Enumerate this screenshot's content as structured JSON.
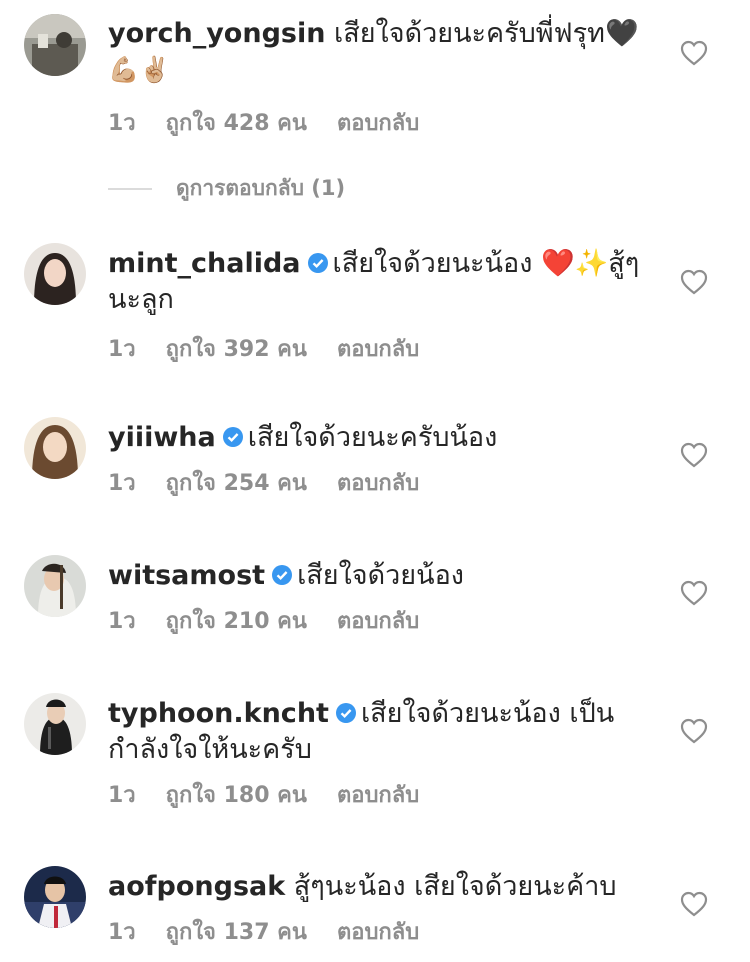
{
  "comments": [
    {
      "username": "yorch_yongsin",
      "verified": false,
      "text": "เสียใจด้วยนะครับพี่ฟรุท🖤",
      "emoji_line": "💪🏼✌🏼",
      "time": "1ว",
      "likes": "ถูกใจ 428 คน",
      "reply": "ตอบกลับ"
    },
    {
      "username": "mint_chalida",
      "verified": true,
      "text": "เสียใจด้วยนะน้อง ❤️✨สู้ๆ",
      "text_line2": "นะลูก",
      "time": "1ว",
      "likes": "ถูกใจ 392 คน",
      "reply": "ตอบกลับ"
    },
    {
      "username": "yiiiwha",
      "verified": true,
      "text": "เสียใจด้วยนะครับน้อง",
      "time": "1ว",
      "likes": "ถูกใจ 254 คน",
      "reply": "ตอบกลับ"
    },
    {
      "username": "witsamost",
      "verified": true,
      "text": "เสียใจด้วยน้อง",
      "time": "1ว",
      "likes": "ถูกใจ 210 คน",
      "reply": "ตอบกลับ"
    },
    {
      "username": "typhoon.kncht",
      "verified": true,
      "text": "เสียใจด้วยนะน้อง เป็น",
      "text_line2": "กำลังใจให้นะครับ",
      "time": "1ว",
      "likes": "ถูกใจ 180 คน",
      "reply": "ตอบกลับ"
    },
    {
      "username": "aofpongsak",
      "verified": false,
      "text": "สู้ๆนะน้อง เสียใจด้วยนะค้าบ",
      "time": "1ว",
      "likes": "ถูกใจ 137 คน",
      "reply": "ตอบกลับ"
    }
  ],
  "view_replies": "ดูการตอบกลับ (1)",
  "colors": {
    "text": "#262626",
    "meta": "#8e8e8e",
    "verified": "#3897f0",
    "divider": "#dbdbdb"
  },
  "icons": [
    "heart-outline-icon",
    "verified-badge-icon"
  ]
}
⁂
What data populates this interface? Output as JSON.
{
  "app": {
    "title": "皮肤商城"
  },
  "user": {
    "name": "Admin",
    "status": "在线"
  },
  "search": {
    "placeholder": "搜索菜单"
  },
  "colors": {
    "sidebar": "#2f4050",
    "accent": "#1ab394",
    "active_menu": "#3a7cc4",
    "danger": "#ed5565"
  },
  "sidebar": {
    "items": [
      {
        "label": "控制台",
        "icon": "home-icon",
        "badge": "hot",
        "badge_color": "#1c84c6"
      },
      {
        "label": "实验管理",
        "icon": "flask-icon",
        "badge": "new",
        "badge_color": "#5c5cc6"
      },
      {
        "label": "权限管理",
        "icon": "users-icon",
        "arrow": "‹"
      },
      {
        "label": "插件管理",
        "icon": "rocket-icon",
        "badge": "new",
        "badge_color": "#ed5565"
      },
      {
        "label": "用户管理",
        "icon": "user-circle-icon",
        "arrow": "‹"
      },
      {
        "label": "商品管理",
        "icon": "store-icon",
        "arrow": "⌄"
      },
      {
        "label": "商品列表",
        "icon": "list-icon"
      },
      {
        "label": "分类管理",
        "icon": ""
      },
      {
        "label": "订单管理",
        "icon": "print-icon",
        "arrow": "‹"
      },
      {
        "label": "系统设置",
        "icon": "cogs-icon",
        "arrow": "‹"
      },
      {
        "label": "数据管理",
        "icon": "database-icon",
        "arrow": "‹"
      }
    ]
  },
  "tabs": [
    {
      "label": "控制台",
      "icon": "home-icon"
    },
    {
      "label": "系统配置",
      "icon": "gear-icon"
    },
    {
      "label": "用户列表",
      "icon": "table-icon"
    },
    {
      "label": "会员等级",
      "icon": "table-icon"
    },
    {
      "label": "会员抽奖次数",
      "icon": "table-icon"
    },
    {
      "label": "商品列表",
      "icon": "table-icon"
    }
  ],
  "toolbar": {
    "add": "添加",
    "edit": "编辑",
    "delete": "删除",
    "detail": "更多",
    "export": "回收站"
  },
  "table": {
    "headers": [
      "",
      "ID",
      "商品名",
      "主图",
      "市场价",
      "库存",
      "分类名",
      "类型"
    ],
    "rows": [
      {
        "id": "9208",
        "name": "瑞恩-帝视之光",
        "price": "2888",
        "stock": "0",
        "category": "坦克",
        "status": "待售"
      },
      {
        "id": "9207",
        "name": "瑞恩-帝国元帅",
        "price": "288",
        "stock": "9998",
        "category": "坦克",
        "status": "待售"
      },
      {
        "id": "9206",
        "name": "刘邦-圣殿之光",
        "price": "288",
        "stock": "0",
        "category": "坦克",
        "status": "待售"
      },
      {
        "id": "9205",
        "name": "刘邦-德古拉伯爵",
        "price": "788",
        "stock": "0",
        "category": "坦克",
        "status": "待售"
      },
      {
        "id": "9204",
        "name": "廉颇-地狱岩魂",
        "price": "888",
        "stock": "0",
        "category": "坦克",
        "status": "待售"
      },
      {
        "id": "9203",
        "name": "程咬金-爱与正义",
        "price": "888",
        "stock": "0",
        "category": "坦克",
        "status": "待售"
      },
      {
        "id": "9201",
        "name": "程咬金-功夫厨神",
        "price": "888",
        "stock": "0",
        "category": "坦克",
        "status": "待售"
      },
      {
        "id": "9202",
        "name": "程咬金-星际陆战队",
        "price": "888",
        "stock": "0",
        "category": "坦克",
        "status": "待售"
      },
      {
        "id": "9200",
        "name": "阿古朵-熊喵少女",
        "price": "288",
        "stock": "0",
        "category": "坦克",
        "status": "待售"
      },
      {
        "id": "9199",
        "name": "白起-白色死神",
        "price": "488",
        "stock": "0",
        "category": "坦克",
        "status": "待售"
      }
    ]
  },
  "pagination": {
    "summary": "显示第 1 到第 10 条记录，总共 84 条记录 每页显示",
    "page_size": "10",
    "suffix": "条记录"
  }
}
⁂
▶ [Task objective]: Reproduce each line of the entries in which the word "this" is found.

▶ [Task solution]:
Enumerate this screenshot's content as structured JSON.
What data populates this interface? Output as JSON.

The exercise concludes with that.